Work to be completed
Within the listing below, how many lines hold "title"? Reply with that number and no other text.
#####
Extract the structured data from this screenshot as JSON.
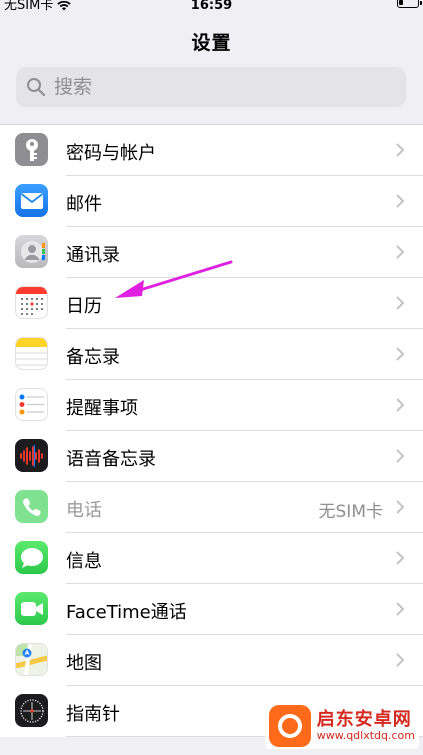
{
  "status_bar": {
    "carrier": "无SIM卡",
    "time": "16:59"
  },
  "nav": {
    "title": "设置"
  },
  "search": {
    "placeholder": "搜索"
  },
  "rows": [
    {
      "label": "密码与帐户",
      "icon": "key-icon",
      "color": "#8e8e93"
    },
    {
      "label": "邮件",
      "icon": "mail-icon",
      "color": "#1e88f5"
    },
    {
      "label": "通讯录",
      "icon": "contacts-icon",
      "color": "#c8c8cc"
    },
    {
      "label": "日历",
      "icon": "calendar-icon",
      "color": "#ffffff"
    },
    {
      "label": "备忘录",
      "icon": "notes-icon",
      "color": "#ffd426"
    },
    {
      "label": "提醒事项",
      "icon": "reminders-icon",
      "color": "#ffffff"
    },
    {
      "label": "语音备忘录",
      "icon": "voice-memo-icon",
      "color": "#1c1c1e"
    },
    {
      "label": "电话",
      "value": "无SIM卡",
      "icon": "phone-icon",
      "color": "#4cd964"
    },
    {
      "label": "信息",
      "icon": "messages-icon",
      "color": "#34c759"
    },
    {
      "label": "FaceTime通话",
      "icon": "facetime-icon",
      "color": "#34c759"
    },
    {
      "label": "地图",
      "icon": "maps-icon",
      "color": "#e8f0e0"
    },
    {
      "label": "指南针",
      "icon": "compass-icon",
      "color": "#1c1c1e"
    }
  ],
  "annotation": {
    "arrow_color": "#e020e0"
  },
  "watermark": {
    "title": "启东安卓网",
    "url": "www.qdlxtdq.com"
  }
}
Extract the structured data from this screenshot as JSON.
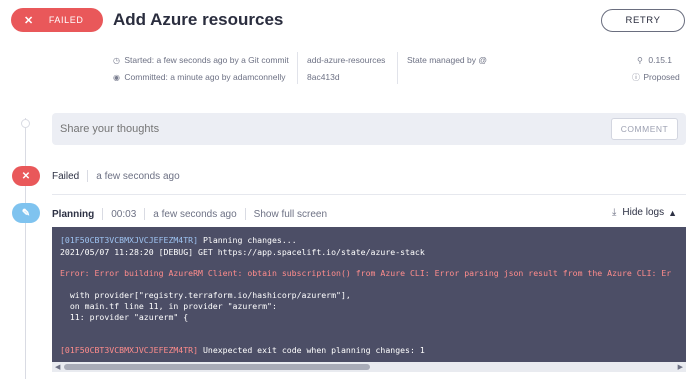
{
  "header": {
    "status": "FAILED",
    "title": "Add Azure resources",
    "retry_label": "RETRY",
    "started": "Started: a few seconds ago by a Git commit",
    "committed": "Committed: a minute ago by adamconnelly",
    "branch": "add-azure-resources",
    "commit_hash": "8ac413d",
    "state_managed": "State managed by @",
    "version": "0.15.1",
    "proposed": "Proposed"
  },
  "comment": {
    "placeholder": "Share your thoughts",
    "button_label": "COMMENT"
  },
  "timeline": {
    "failed": {
      "label": "Failed",
      "time": "a few seconds ago"
    },
    "planning": {
      "label": "Planning",
      "duration": "00:03",
      "time": "a few seconds ago",
      "fullscreen": "Show full screen",
      "hide_logs": "Hide logs"
    }
  },
  "logs": {
    "line1_id": "[01F50CBT3VCBMXJVCJEFEZM4TR]",
    "line1_msg": " Planning changes...",
    "line2": "2021/05/07 11:28:20 [DEBUG] GET https://app.spacelift.io/state/azure-stack",
    "line3": "Error: Error building AzureRM Client: obtain subscription() from Azure CLI: Error parsing json result from the Azure CLI: Er",
    "line4": "  with provider[\"registry.terraform.io/hashicorp/azurerm\"],",
    "line5": "  on main.tf line 11, in provider \"azurerm\":",
    "line6": "  11: provider \"azurerm\" {",
    "line7_id": "[01F50CBT3VCBMXJVCJEFEZM4TR]",
    "line7_msg": " Unexpected exit code when planning changes: 1"
  },
  "colors": {
    "failed": "#e9585a",
    "planning": "#7fc3ef",
    "log_bg": "#4c4e66"
  }
}
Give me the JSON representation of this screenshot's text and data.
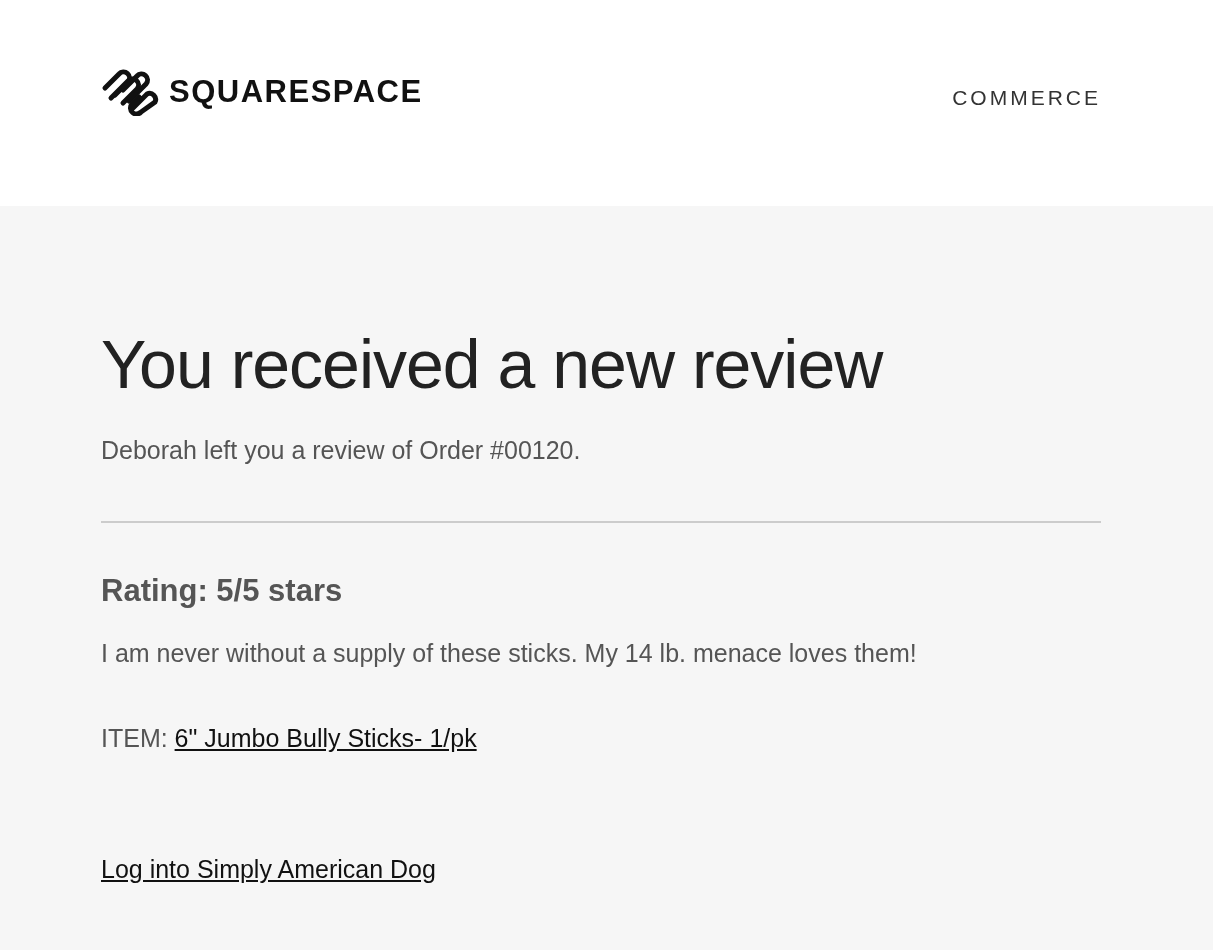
{
  "header": {
    "brand": "SQUARESPACE",
    "nav_link": "COMMERCE"
  },
  "title": "You received a new review",
  "intro": "Deborah left you a review of Order #00120.",
  "rating": "Rating: 5/5 stars",
  "review_text": "I am never without a supply of these sticks. My 14 lb. menace loves them!",
  "item": {
    "label": "ITEM:",
    "link": "6\" Jumbo Bully Sticks- 1/pk"
  },
  "login_link": "Log into Simply American Dog"
}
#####
Completed task
4